House District 37 (Winterport, Searsport, Stockton Springs, Prospect, Part of Frankfort)

This open swing district is being contested by Winterport Town Councilor Maggie English-Flanagan, who is the Democratic nominee, and Republican Reagan Paul, a 23-year-old who lives in the same town.

During an election where other Maine Republicans have sought to avoid the abortion issue, Paul has called for a personhood amendment to the state Constitution, which would likely ban almost all abortions here. She has touted the endorsement of Seth Keshel, who has pushed the debunked theory that President Joe Biden did not win the 2020 election.

In August, English-Flanagan said she was prioritizing abortion rights and the right for workers to unionize. She has also emphasized bipartisanship, saying on her website that she won’t always take the “Democratic solution” if elected.

Democratic outside groups have spent around $31,000 and the GOP $27,000 to make this race the fourth-most expensive Maine House race in a district where Republicans have an edge in party registration.

House District 86 (Raymond)

Maine’s most expensive House race has seen more than $80,000 in a district with a slight Republican edge in party registration. Rep. Jessica Fay, D-Raymond, and Republican Greg Foster are facing off for the third time in a row. She won by 520 votes in 2018 and 143 in 2020.

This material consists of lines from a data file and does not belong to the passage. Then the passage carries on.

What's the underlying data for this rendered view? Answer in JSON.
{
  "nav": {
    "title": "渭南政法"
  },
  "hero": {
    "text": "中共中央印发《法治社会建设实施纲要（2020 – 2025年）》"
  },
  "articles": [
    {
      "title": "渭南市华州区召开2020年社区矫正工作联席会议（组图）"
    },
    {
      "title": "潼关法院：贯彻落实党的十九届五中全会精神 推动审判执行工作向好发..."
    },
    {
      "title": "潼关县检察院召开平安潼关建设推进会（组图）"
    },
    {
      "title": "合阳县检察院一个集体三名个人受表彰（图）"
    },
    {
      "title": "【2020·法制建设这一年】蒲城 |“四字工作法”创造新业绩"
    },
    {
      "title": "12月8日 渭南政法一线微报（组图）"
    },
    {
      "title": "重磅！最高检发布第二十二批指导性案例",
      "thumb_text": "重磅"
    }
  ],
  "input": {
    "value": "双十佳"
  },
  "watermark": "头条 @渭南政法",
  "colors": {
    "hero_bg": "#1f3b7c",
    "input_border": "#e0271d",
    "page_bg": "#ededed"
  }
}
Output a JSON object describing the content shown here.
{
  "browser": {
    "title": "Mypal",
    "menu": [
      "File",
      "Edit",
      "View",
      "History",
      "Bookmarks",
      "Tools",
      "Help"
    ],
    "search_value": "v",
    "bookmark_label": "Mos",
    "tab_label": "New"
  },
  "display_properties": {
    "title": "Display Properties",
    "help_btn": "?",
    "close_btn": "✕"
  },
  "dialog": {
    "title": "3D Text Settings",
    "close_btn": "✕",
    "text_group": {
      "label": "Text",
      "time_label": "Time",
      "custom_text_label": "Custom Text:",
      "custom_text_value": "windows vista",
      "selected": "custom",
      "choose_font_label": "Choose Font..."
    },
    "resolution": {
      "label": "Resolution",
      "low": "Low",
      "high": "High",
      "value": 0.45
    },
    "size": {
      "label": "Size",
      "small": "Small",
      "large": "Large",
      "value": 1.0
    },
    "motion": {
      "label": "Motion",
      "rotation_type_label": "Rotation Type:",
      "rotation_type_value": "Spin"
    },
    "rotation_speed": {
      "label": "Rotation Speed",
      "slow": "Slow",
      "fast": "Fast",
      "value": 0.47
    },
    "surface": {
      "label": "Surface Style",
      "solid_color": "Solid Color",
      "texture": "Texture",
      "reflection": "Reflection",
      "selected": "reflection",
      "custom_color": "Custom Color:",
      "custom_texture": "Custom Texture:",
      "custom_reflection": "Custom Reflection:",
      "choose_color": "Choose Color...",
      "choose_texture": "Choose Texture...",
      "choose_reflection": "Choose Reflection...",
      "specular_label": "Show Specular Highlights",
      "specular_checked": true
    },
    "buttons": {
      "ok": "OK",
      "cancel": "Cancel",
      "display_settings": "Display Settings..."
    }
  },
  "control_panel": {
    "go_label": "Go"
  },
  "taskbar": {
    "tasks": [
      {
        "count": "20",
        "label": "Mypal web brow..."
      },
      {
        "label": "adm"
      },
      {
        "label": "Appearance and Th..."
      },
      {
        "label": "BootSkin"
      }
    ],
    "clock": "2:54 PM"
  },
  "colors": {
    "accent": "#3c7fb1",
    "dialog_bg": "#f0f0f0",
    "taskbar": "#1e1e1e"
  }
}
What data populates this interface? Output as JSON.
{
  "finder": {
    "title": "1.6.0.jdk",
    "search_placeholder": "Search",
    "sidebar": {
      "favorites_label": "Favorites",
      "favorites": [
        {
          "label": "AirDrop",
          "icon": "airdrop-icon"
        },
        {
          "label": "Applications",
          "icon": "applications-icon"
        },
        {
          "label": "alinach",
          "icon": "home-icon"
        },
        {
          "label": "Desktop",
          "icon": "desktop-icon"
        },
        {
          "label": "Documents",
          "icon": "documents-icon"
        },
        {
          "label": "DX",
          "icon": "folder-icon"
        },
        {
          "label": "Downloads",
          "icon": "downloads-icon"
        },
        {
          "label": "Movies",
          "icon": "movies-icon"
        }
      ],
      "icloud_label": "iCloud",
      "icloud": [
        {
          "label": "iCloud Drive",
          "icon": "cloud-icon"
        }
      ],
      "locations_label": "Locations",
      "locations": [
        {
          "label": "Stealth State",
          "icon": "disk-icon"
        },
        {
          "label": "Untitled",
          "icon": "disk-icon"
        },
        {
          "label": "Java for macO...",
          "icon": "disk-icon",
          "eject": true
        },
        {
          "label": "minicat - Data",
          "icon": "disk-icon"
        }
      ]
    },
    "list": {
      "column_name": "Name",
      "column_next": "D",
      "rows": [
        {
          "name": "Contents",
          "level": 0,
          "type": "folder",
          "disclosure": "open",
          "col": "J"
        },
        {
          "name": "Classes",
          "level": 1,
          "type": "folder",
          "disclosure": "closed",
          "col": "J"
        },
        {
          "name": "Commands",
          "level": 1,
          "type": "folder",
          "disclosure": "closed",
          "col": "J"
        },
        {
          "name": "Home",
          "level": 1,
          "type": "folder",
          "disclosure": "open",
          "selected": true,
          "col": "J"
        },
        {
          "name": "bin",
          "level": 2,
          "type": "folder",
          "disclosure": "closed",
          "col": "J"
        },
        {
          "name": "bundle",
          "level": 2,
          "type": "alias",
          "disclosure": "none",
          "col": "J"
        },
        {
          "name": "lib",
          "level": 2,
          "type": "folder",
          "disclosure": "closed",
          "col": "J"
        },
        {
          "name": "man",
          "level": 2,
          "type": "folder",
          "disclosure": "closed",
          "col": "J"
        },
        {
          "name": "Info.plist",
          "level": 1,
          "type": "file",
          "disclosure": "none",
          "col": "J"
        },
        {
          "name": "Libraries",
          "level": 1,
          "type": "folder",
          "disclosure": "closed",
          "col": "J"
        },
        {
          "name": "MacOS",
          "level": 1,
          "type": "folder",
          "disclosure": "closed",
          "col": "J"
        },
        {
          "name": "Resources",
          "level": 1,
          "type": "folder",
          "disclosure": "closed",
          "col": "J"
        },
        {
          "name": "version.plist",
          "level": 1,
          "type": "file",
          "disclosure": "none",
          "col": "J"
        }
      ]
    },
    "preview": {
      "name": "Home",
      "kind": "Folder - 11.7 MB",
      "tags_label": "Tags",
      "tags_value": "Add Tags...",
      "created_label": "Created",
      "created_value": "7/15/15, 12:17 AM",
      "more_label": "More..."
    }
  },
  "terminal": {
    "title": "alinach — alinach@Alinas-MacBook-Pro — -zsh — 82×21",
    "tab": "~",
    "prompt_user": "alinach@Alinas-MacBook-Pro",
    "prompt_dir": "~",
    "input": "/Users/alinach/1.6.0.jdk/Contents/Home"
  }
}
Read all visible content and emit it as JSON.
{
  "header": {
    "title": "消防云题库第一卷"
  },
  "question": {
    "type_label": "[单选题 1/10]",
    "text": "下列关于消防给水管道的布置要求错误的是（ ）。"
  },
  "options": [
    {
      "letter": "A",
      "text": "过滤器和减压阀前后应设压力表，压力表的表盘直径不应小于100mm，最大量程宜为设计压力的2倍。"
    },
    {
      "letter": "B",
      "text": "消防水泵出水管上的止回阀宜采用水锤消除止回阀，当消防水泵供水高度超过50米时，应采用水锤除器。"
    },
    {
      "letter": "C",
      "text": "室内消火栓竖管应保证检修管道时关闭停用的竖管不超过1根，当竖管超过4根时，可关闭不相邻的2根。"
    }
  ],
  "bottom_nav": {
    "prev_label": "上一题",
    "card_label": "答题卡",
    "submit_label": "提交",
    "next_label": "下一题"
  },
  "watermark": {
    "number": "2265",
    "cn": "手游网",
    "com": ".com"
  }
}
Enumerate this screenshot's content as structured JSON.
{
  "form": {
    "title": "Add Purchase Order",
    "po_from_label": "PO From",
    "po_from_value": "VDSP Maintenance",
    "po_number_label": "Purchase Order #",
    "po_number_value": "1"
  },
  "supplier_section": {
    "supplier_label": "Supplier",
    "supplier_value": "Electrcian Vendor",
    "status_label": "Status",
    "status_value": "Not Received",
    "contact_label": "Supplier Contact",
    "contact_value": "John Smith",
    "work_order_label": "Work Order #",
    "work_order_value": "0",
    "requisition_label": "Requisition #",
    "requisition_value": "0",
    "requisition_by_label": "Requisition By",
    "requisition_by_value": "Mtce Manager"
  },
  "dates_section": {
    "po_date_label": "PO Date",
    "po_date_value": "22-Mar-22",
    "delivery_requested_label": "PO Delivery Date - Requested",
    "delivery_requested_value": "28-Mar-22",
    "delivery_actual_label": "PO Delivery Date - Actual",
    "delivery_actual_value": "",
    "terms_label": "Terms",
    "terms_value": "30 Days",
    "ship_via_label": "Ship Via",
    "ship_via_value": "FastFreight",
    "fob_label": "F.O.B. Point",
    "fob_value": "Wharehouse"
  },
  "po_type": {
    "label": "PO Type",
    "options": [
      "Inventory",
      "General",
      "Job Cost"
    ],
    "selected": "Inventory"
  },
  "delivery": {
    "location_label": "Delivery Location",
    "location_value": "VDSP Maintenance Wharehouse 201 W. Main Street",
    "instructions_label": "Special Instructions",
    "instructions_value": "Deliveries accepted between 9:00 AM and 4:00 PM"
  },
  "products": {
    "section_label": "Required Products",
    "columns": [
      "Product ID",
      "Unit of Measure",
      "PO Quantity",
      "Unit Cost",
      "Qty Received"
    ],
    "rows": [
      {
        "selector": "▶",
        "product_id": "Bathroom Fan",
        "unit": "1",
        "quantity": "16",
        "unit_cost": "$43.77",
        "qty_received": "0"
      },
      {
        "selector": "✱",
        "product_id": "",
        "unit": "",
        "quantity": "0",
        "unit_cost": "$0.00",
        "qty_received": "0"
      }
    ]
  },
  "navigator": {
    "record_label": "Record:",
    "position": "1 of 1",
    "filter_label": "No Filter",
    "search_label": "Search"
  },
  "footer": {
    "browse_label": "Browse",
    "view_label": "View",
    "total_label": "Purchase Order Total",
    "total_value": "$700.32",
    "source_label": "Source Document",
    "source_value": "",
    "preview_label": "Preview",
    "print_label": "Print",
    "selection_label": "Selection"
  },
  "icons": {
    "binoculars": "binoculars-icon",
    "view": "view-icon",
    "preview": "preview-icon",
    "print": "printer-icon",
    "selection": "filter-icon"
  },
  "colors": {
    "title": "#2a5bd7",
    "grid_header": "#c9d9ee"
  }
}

Raymond is not a community that leans solidly one way or the other: It voted for Republican gubernatorial candidate Shawn Moody by 6 percentage points in 2018 only to vote for Democratic President Joe Biden by 4 points in 2020.

House District 106 (Windham)

Windham is one of Maine’s most politically divided communities, and that also manifests itself at the legislative level. That’s partly what has made the district the second-most expensive in the Maine House, with Democrats spending $39,000 to Republicans’ $31,000. The seat is open, with Democrat Dana Reed and Republican Barbara Bagshaw, facing off.

Dana Reed, a former Navy chaplain, has emphasized bipartisanship and the economy. He has highlighted his endorsement by the Planned Parenthood Maine Action Fund and said American women “scorned” by the Supreme Court’s June decision ending abortion rights would vote.

Bagshaw is a former educator and president of an arts nonprofit. Along with the economy, she had made schools part of her campaign, saying that parents “absolutely” need to be part of their child’s education. It has become a familiar phrase for the GOP amid concerns about inappropriate lessons in Maine classrooms that Democrats argue are overblown.